Task inputs —
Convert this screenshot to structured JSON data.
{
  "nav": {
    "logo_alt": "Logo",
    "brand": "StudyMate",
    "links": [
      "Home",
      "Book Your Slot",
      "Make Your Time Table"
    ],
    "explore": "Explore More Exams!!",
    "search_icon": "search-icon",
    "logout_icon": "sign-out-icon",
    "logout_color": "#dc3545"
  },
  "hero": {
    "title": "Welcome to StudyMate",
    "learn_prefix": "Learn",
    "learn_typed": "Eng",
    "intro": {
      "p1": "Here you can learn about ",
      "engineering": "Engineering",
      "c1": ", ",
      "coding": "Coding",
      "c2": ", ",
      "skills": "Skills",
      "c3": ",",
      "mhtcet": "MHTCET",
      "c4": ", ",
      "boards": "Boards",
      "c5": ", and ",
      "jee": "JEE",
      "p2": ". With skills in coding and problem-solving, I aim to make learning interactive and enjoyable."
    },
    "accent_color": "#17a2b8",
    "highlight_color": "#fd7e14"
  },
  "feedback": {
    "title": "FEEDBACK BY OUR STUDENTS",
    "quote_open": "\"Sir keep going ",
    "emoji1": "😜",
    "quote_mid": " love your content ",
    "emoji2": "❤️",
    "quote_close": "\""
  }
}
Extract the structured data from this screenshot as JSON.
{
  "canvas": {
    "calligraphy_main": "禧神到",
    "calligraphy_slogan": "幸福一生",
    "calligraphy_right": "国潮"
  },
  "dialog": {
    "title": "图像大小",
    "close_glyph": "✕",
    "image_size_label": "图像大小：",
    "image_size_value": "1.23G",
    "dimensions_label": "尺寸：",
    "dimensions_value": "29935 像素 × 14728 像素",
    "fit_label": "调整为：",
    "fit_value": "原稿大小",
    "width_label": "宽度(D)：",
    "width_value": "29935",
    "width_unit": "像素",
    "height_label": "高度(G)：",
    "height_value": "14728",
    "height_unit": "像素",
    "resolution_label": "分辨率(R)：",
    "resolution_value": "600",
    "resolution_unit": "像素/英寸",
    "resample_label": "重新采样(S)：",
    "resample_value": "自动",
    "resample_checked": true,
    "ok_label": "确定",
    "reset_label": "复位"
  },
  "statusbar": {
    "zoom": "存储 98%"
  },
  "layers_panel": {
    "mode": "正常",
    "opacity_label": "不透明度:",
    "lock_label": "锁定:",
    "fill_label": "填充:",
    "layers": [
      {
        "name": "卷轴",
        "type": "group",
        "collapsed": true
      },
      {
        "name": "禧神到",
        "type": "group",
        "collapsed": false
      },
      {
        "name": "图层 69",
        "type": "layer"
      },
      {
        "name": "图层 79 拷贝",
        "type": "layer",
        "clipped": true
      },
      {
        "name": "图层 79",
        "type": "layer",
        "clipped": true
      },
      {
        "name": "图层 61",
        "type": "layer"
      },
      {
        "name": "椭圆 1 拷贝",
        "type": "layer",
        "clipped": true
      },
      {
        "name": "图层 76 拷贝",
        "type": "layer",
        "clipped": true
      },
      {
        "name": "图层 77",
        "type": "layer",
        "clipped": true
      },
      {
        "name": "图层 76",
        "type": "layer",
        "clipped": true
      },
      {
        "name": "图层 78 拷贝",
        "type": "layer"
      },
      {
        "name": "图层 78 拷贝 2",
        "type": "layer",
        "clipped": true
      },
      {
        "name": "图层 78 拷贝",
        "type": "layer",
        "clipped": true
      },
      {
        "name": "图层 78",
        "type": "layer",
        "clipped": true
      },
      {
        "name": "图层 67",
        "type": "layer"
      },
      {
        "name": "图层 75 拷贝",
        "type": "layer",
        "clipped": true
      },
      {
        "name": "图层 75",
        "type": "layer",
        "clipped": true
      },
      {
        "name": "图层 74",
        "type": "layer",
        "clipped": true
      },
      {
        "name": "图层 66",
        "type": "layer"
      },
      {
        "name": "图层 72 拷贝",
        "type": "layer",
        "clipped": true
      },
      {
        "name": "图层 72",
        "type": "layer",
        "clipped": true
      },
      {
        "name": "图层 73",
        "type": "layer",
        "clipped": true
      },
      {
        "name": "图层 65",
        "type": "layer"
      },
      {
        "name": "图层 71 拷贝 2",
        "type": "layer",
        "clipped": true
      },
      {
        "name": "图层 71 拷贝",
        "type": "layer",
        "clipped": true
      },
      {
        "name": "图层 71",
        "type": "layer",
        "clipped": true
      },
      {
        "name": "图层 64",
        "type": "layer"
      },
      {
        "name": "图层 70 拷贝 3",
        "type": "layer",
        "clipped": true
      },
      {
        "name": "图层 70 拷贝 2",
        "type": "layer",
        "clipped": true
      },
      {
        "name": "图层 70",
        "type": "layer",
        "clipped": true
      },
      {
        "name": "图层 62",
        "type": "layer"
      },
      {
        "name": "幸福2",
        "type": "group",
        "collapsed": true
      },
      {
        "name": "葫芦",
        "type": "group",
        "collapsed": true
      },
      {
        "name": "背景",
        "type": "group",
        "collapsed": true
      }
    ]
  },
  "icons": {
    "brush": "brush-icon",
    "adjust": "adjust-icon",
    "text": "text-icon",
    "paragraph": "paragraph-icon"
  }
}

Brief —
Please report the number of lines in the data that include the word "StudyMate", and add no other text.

Exercise solution —
2